Sony has announced that over one million PlayStation 4 consoles were sold to consumers in the first 24 hours of availability. It’s important to put some context around that number in order to drive home the power of that number.
The system has only launched in the United States and Canada, so the million was sold just in North America. That’s the first thing to remember.
The second thing to keep in mind is that, despite the belief that console sales may constrict during this generation, this was the largest console launch in history. The Wii was one of the most wildly popular systems in the current generation, it launched over Black Friday, and demand for the console was immense. It sold 600,000 units in its first eight days of availability.
The Wii U sold 400,000 units in its first week of sales. If you combine the overall sales of the Wii and Wii U across their first week, you match the first day of the PlayStation 4. Let that sink in a bit.
Still not impressed? The Xbox 360 sold 326,000 units in its first eight days of availability. The PlayStation 2? 500,000 units on the first day. The PlayStation 4 isn’t beating these records as much as it’s crushing them like a ripe grape.
This isn't just a triumph of consumer support, but of logistics. Many of the console listed above would have sold more if more units had been sent to retail; simply having one million pieces of hardware available for launch to capitalize on the strong demand is in itself a feat.
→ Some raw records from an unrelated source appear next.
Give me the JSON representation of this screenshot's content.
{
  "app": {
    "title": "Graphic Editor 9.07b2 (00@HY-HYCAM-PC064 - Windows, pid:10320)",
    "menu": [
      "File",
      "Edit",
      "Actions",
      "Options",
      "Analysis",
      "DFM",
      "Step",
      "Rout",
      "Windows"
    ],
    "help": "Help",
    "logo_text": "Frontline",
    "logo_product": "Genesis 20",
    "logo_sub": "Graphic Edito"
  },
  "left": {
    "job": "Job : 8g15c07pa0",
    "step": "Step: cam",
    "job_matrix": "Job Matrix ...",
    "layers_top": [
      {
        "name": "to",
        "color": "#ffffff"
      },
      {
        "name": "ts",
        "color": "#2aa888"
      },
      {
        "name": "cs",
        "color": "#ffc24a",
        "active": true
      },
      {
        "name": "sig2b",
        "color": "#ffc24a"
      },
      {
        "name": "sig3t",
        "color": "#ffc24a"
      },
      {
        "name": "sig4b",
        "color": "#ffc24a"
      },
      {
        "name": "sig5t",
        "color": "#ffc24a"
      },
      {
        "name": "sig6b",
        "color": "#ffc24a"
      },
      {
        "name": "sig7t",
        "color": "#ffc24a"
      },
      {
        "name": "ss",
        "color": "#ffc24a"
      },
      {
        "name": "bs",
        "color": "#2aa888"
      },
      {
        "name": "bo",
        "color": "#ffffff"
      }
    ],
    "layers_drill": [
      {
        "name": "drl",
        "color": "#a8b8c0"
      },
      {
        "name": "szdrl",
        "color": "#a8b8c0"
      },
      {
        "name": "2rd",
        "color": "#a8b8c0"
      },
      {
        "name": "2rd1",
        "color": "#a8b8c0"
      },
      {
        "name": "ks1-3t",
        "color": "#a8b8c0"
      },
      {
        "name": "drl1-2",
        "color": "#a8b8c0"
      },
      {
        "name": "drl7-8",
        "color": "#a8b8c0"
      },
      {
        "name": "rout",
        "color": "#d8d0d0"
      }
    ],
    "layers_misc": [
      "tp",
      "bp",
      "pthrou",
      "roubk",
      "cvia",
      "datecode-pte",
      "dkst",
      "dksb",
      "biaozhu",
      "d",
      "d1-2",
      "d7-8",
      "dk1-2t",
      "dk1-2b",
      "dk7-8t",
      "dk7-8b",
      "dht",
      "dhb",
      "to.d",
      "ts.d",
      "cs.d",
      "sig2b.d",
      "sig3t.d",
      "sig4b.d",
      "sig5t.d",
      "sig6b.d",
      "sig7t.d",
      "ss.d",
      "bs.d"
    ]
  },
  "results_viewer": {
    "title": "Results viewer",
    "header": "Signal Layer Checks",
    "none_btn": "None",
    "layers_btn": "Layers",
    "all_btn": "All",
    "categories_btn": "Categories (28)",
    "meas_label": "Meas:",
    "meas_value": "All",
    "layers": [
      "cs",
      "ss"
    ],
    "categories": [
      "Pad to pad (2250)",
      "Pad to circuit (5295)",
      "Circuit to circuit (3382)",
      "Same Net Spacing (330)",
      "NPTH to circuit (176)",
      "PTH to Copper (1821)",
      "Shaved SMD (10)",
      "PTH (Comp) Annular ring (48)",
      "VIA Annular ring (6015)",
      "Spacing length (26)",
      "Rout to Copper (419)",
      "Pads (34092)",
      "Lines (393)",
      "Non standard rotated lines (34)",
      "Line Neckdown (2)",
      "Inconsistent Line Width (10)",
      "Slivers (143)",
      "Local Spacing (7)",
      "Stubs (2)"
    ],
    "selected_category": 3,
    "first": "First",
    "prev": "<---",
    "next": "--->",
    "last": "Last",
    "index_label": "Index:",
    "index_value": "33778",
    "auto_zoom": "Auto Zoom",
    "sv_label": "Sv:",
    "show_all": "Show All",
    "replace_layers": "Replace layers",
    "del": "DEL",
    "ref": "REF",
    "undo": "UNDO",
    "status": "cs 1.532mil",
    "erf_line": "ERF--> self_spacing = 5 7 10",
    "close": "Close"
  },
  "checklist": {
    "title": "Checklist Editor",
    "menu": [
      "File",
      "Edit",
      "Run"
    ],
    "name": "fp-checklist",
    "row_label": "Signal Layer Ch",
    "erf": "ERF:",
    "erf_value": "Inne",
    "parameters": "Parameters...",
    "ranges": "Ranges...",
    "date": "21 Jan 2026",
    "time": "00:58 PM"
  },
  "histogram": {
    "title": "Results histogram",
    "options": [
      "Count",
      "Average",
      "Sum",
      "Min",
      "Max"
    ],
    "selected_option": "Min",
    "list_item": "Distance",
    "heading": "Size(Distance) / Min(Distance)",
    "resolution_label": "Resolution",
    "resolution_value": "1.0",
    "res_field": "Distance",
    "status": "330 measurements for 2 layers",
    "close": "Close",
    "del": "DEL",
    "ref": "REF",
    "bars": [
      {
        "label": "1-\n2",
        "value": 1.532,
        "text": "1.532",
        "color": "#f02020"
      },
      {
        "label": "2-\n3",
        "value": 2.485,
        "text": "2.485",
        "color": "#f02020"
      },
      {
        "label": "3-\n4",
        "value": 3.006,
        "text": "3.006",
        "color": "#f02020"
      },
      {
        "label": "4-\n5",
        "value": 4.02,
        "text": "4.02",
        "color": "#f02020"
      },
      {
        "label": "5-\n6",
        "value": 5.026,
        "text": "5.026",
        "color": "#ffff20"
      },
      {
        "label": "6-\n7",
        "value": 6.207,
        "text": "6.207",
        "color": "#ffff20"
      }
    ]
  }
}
You can't sell 'em if you don't have 'em, and they won't buy 'em if they don't want 'em. Sony nailed almost every aspect of this launch.
This is great news for the PlayStation 4, but it puts some serious pressure on Microsoft to launch at similar numbers or risk conceding an early win in the holiday sales race to the PlayStation 4. Selling one million pieces of hardware on the first day isn’t a good number, it’s above and beyond what anyone has been able to do historically on the first day of a system launch.
Your move, Microsoft.